- TASK STATEMENT: Each line from the one containing "Output a JSON" to the end of the entries is to be repeated exactly, and no other line.

- STORED DATA:
%%
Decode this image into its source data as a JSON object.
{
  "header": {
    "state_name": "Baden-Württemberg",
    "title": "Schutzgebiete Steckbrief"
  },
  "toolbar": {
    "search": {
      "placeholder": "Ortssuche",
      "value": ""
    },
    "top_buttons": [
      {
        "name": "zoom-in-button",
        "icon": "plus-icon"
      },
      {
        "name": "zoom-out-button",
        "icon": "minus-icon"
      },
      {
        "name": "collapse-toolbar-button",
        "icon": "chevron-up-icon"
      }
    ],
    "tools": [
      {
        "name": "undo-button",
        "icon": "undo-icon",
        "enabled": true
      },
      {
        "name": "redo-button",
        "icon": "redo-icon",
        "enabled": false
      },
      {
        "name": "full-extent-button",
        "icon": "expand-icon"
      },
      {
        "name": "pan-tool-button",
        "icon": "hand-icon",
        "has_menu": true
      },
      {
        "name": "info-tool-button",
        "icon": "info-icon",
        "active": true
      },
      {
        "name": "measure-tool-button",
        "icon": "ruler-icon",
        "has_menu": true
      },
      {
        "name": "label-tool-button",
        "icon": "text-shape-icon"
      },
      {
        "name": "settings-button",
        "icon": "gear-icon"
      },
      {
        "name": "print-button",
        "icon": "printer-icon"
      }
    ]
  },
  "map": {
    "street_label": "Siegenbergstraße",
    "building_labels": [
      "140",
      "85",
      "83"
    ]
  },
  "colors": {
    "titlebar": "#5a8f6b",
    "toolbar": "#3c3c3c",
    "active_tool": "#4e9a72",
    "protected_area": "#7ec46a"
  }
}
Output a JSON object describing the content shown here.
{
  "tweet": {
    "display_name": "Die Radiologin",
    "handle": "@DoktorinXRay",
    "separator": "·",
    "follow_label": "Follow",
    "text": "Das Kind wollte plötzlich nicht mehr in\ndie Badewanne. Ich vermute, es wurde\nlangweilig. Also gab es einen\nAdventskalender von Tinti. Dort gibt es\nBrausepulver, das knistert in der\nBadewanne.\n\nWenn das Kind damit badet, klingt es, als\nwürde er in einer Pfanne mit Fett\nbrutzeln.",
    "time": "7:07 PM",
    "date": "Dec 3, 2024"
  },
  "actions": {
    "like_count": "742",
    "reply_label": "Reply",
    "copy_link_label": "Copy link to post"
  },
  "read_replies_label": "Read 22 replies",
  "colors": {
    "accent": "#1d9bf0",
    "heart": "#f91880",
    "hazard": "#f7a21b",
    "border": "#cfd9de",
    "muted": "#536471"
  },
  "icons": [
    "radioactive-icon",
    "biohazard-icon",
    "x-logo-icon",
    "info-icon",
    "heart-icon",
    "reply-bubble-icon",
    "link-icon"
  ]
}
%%
- WRITTEN SOLUTION:
Output a JSON object describing the content shown here.
{
  "tweet": {
    "display_name": "Die Radiologin",
    "handle": "@DoktorinXRay",
    "separator": "·",
    "follow_label": "Follow",
    "text": "Das Kind wollte plötzlich nicht mehr in\ndie Badewanne. Ich vermute, es wurde\nlangweilig. Also gab es einen\nAdventskalender von Tinti. Dort gibt es\nBrausepulver, das knistert in der\nBadewanne.\n\nWenn das Kind damit badet, klingt es, als\nwürde er in einer Pfanne mit Fett\nbrutzeln.",
    "time": "7:07 PM",
    "date": "Dec 3, 2024"
  },
  "actions": {
    "like_count": "742",
    "reply_label": "Reply",
    "copy_link_label": "Copy link to post"
  },
  "read_replies_label": "Read 22 replies",
  "colors": {
    "accent": "#1d9bf0",
    "heart": "#f91880",
    "hazard": "#f7a21b",
    "border": "#cfd9de",
    "muted": "#536471"
  },
  "icons": [
    "radioactive-icon",
    "biohazard-icon",
    "x-logo-icon",
    "info-icon",
    "heart-icon",
    "reply-bubble-icon",
    "link-icon"
  ]
}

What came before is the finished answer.